• [What to do] Would you print the records as they stand, down to the last character?

• [Extracted information]
--
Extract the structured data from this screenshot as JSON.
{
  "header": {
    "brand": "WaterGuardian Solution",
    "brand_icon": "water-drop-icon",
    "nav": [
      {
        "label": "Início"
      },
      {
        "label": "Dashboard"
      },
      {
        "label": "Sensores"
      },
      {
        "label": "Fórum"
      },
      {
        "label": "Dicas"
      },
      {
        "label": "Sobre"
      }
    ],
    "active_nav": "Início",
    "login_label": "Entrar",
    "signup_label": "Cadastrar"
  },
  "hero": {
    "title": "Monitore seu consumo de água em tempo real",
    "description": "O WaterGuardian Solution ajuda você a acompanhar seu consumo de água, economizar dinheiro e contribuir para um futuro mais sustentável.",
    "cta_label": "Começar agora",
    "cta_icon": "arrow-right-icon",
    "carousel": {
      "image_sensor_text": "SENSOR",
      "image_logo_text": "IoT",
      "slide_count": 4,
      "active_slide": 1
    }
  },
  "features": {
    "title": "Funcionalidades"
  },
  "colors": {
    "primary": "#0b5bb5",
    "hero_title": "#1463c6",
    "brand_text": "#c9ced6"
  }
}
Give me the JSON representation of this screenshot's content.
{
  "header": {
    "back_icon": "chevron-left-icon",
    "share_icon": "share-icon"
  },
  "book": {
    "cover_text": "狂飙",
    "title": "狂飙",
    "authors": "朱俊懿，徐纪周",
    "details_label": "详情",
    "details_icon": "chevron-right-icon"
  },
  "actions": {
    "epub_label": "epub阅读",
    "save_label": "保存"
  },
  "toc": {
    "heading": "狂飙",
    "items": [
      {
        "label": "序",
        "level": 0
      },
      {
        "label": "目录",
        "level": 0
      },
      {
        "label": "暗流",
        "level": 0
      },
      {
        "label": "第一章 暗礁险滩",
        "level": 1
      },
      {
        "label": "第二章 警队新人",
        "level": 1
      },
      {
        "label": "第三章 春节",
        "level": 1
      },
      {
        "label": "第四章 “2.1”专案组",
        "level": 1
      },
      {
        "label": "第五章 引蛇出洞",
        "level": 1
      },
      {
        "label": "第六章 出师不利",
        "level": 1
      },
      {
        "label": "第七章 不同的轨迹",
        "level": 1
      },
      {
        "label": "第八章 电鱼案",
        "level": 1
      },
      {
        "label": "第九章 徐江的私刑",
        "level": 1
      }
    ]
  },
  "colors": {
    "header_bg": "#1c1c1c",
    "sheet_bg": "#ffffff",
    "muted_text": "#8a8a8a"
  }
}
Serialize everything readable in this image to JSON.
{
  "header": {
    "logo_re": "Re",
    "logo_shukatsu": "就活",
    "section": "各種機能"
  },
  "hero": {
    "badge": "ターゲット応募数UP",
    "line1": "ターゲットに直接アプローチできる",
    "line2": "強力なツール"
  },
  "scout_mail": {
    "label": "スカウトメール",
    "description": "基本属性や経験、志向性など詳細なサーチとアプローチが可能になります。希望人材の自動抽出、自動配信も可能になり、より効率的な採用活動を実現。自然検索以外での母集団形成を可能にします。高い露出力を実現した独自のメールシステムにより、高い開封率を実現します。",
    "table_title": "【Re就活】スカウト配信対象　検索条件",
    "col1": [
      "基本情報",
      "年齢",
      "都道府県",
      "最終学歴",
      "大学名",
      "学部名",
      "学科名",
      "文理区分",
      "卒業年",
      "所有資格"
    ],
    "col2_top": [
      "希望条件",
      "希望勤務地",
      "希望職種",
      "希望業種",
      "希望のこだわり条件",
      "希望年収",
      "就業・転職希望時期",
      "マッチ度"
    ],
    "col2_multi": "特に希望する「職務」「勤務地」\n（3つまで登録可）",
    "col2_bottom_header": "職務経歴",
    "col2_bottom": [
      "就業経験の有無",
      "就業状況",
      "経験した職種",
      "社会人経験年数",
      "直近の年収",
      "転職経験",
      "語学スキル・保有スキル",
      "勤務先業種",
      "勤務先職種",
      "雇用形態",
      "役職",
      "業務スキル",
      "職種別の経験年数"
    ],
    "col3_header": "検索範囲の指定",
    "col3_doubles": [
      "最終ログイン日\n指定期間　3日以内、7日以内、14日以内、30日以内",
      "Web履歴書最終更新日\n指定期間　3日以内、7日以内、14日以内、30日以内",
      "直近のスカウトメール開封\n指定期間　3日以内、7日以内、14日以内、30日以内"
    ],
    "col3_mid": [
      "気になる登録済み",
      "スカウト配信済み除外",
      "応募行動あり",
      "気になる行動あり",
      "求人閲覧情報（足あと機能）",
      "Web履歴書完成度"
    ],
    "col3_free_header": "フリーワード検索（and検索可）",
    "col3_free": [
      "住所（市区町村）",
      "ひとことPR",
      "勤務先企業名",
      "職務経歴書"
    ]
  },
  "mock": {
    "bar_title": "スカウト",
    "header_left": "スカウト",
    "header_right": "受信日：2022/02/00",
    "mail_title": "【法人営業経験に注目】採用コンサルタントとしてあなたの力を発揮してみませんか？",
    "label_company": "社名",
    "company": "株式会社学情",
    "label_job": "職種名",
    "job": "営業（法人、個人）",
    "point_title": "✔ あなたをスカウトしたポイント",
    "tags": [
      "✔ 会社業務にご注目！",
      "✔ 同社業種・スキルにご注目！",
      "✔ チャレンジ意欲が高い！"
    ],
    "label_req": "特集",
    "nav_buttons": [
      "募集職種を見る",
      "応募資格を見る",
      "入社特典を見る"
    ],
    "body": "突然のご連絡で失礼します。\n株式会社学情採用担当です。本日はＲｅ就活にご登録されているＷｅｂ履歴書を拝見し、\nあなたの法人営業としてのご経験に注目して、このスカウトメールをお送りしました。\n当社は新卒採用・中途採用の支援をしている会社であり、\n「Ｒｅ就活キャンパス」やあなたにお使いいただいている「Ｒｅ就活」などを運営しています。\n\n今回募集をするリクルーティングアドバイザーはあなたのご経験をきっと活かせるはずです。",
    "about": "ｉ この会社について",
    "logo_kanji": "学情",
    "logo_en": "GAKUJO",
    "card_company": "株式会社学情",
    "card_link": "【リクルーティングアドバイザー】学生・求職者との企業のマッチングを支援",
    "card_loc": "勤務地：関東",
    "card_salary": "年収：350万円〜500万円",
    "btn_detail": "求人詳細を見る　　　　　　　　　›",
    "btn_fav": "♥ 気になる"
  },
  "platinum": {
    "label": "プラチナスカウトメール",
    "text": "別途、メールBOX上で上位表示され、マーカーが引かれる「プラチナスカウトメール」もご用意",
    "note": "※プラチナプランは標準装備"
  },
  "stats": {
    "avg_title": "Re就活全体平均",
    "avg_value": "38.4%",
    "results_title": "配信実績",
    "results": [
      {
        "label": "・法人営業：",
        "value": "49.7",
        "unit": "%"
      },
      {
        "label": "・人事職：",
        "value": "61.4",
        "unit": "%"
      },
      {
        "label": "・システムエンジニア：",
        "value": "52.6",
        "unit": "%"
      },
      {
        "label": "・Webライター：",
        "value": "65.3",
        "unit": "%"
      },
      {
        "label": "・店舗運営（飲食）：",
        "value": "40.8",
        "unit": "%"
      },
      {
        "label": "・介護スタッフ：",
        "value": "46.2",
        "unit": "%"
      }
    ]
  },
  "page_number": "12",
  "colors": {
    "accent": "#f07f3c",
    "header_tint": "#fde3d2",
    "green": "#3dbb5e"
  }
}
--
• [Solved problem]
Extract the structured data from this screenshot as JSON.
{
  "header": {
    "brand": "WaterGuardian Solution",
    "brand_icon": "water-drop-icon",
    "nav": [
      {
        "label": "Início"
      },
      {
        "label": "Dashboard"
      },
      {
        "label": "Sensores"
      },
      {
        "label": "Fórum"
      },
      {
        "label": "Dicas"
      },
      {
        "label": "Sobre"
      }
    ],
    "active_nav": "Início",
    "login_label": "Entrar",
    "signup_label": "Cadastrar"
  },
  "hero": {
    "title": "Monitore seu consumo de água em tempo real",
    "description": "O WaterGuardian Solution ajuda você a acompanhar seu consumo de água, economizar dinheiro e contribuir para um futuro mais sustentável.",
    "cta_label": "Começar agora",
    "cta_icon": "arrow-right-icon",
    "carousel": {
      "image_sensor_text": "SENSOR",
      "image_logo_text": "IoT",
      "slide_count": 4,
      "active_slide": 1
    }
  },
  "features": {
    "title": "Funcionalidades"
  },
  "colors": {
    "primary": "#0b5bb5",
    "hero_title": "#1463c6",
    "brand_text": "#c9ced6"
  }
}
Give me the JSON representation of this screenshot's content.
{
  "header": {
    "back_icon": "chevron-left-icon",
    "share_icon": "share-icon"
  },
  "book": {
    "cover_text": "狂飙",
    "title": "狂飙",
    "authors": "朱俊懿，徐纪周",
    "details_label": "详情",
    "details_icon": "chevron-right-icon"
  },
  "actions": {
    "epub_label": "epub阅读",
    "save_label": "保存"
  },
  "toc": {
    "heading": "狂飙",
    "items": [
      {
        "label": "序",
        "level": 0
      },
      {
        "label": "目录",
        "level": 0
      },
      {
        "label": "暗流",
        "level": 0
      },
      {
        "label": "第一章 暗礁险滩",
        "level": 1
      },
      {
        "label": "第二章 警队新人",
        "level": 1
      },
      {
        "label": "第三章 春节",
        "level": 1
      },
      {
        "label": "第四章 “2.1”专案组",
        "level": 1
      },
      {
        "label": "第五章 引蛇出洞",
        "level": 1
      },
      {
        "label": "第六章 出师不利",
        "level": 1
      },
      {
        "label": "第七章 不同的轨迹",
        "level": 1
      },
      {
        "label": "第八章 电鱼案",
        "level": 1
      },
      {
        "label": "第九章 徐江的私刑",
        "level": 1
      }
    ]
  },
  "colors": {
    "header_bg": "#1c1c1c",
    "sheet_bg": "#ffffff",
    "muted_text": "#8a8a8a"
  }
}
Serialize everything readable in this image to JSON.
{
  "header": {
    "logo_re": "Re",
    "logo_shukatsu": "就活",
    "section": "各種機能"
  },
  "hero": {
    "badge": "ターゲット応募数UP",
    "line1": "ターゲットに直接アプローチできる",
    "line2": "強力なツール"
  },
  "scout_mail": {
    "label": "スカウトメール",
    "description": "基本属性や経験、志向性など詳細なサーチとアプローチが可能になります。希望人材の自動抽出、自動配信も可能になり、より効率的な採用活動を実現。自然検索以外での母集団形成を可能にします。高い露出力を実現した独自のメールシステムにより、高い開封率を実現します。",
    "table_title": "【Re就活】スカウト配信対象　検索条件",
    "col1": [
      "基本情報",
      "年齢",
      "都道府県",
      "最終学歴",
      "大学名",
      "学部名",
      "学科名",
      "文理区分",
      "卒業年",
      "所有資格"
    ],
    "col2_top": [
      "希望条件",
      "希望勤務地",
      "希望職種",
      "希望業種",
      "希望のこだわり条件",
      "希望年収",
      "就業・転職希望時期",
      "マッチ度"
    ],
    "col2_multi": "特に希望する「職務」「勤務地」\n（3つまで登録可）",
    "col2_bottom_header": "職務経歴",
    "col2_bottom": [
      "就業経験の有無",
      "就業状況",
      "経験した職種",
      "社会人経験年数",
      "直近の年収",
      "転職経験",
      "語学スキル・保有スキル",
      "勤務先業種",
      "勤務先職種",
      "雇用形態",
      "役職",
      "業務スキル",
      "職種別の経験年数"
    ],
    "col3_header": "検索範囲の指定",
    "col3_doubles": [
      "最終ログイン日\n指定期間　3日以内、7日以内、14日以内、30日以内",
      "Web履歴書最終更新日\n指定期間　3日以内、7日以内、14日以内、30日以内",
      "直近のスカウトメール開封\n指定期間　3日以内、7日以内、14日以内、30日以内"
    ],
    "col3_mid": [
      "気になる登録済み",
      "スカウト配信済み除外",
      "応募行動あり",
      "気になる行動あり",
      "求人閲覧情報（足あと機能）",
      "Web履歴書完成度"
    ],
    "col3_free_header": "フリーワード検索（and検索可）",
    "col3_free": [
      "住所（市区町村）",
      "ひとことPR",
      "勤務先企業名",
      "職務経歴書"
    ]
  },
  "mock": {
    "bar_title": "スカウト",
    "header_left": "スカウト",
    "header_right": "受信日：2022/02/00",
    "mail_title": "【法人営業経験に注目】採用コンサルタントとしてあなたの力を発揮してみませんか？",
    "label_company": "社名",
    "company": "株式会社学情",
    "label_job": "職種名",
    "job": "営業（法人、個人）",
    "point_title": "✔ あなたをスカウトしたポイント",
    "tags": [
      "✔ 会社業務にご注目！",
      "✔ 同社業種・スキルにご注目！",
      "✔ チャレンジ意欲が高い！"
    ],
    "label_req": "特集",
    "nav_buttons": [
      "募集職種を見る",
      "応募資格を見る",
      "入社特典を見る"
    ],
    "body": "突然のご連絡で失礼します。\n株式会社学情採用担当です。本日はＲｅ就活にご登録されているＷｅｂ履歴書を拝見し、\nあなたの法人営業としてのご経験に注目して、このスカウトメールをお送りしました。\n当社は新卒採用・中途採用の支援をしている会社であり、\n「Ｒｅ就活キャンパス」やあなたにお使いいただいている「Ｒｅ就活」などを運営しています。\n\n今回募集をするリクルーティングアドバイザーはあなたのご経験をきっと活かせるはずです。",
    "about": "ｉ この会社について",
    "logo_kanji": "学情",
    "logo_en": "GAKUJO",
    "card_company": "株式会社学情",
    "card_link": "【リクルーティングアドバイザー】学生・求職者との企業のマッチングを支援",
    "card_loc": "勤務地：関東",
    "card_salary": "年収：350万円〜500万円",
    "btn_detail": "求人詳細を見る　　　　　　　　　›",
    "btn_fav": "♥ 気になる"
  },
  "platinum": {
    "label": "プラチナスカウトメール",
    "text": "別途、メールBOX上で上位表示され、マーカーが引かれる「プラチナスカウトメール」もご用意",
    "note": "※プラチナプランは標準装備"
  },
  "stats": {
    "avg_title": "Re就活全体平均",
    "avg_value": "38.4%",
    "results_title": "配信実績",
    "results": [
      {
        "label": "・法人営業：",
        "value": "49.7",
        "unit": "%"
      },
      {
        "label": "・人事職：",
        "value": "61.4",
        "unit": "%"
      },
      {
        "label": "・システムエンジニア：",
        "value": "52.6",
        "unit": "%"
      },
      {
        "label": "・Webライター：",
        "value": "65.3",
        "unit": "%"
      },
      {
        "label": "・店舗運営（飲食）：",
        "value": "40.8",
        "unit": "%"
      },
      {
        "label": "・介護スタッフ：",
        "value": "46.2",
        "unit": "%"
      }
    ]
  },
  "page_number": "12",
  "colors": {
    "accent": "#f07f3c",
    "header_tint": "#fde3d2",
    "green": "#3dbb5e"
  }
}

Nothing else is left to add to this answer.